The mantra for access control provider Salto Systems has always been “data on card,” because they cleverly used the users’ cards to transport system-level data to their network of readers. Today that mantra has expanded to “data on phone,” as they recently rolled out mobile credential acceptance within their large deployed infrastructure at the University of Santa Clara.
Jeff Wood, National Manager OEM at Salto, explains that their readers connect wirelessly not to find out if a cardholder has access to a door (they already know that based on data held on the card itself), but rather for managing system functions and enabling lockdown situations. “Data on card or data on phone still works with power outages as our locks are battery powered,” he says.
It’s also a cost effective install. “In a place like New York City, the end user cost could be $8,000 per door for a wired solution, but this gets that down to less than $1,000 and a five-minute install.”
A wide variety of biometric readers – from basic fingerprint-only readers to multi-factor devices and even contactless scanners – are serving higher ed installations thanks to IDEMIA.
The MorphoWave Compact is an option that is growing in popularity for use in unlimited access dining locations, rec centers and libraries, says Dave Gershenson, National Sales Manager for IDEMIA.
Gershenson has also seen a growing trend of scanning in and scanning out of academic facilities like libraries, as well as other on-campus locations. “In athletics, biometric access has become a recruiting tool to show off facilities to potential athletes,” he says.
PRIDE Industries employs 3,400 people with disabilities across 16 states. That is more than half PRIDE’s workforce, so it's not just a PR move, but rather a core part of the company’s socially responsible mission.
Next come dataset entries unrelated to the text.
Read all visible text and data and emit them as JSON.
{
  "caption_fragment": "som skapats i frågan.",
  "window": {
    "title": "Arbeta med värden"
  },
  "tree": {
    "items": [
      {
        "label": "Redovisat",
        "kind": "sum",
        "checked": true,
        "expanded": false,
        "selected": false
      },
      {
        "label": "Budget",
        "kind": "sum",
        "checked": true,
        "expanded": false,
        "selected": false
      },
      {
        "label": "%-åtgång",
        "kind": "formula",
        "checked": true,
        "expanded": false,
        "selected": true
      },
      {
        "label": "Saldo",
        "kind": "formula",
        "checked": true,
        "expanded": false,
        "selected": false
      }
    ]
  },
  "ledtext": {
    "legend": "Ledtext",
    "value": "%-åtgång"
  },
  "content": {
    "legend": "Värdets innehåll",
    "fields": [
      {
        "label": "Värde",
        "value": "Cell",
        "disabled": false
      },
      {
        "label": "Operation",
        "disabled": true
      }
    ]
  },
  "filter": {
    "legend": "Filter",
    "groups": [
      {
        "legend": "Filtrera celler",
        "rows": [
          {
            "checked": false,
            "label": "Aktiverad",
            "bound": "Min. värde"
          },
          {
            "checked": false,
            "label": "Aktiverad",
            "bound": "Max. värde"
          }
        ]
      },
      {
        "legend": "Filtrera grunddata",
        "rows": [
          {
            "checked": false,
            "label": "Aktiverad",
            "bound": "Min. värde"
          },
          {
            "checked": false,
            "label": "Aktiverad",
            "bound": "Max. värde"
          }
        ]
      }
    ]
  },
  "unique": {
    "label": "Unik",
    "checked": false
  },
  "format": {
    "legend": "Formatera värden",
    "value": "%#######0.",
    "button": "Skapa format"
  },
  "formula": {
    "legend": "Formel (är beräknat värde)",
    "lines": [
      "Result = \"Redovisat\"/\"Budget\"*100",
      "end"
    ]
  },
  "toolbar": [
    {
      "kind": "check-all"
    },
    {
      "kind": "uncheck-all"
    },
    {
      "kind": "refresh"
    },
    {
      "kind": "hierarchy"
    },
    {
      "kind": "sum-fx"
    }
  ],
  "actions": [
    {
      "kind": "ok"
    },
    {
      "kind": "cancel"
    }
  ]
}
According to Mike Douglas, PRIDE’s General Manager, PRIDE gives people a sense of purpose and gainful employment and that improves lives. Next time you use one of your Transact devices on campus, feel good knowing that lives were changed in its creation.
At the booth, Thomas, alongside membership engagement manager, John Ogle, met with a number of campus administrators – both members and potential members – to share association plans and learn what campuses need in terms of support.
NACCU provides both in-person and virtual educational opportunities throughout the calendar year targeted directly at higher education card and identity professionals.
The optical barrier turnstiles are ideal for rec centers, student housing, dining halls and libraries, says Dan Gardner, Security Sales for Alvarado. He says that the turnstiles detect wrong-way entry and enforce one-to-one access by eliminating tailgating. It can also reduce staffing needs by removing the human the need for a person to scan ID cards at dining and other locations.
“We have turnstiles at Georgia State University providing data for their analytics on rec center usage,” explains Jerry Cooper, CooperCraft CEO. “They are great looking pieces and they can be customized with etching for each institution."
According to Tyler Webb, Assa Abloy Regional Manager, some campuses are seeking added security for residence halls. “We are hearing from institutions that are beginning to question if a single credential is enough for securing living spaces,” he says. "This new reader is designed to address that need."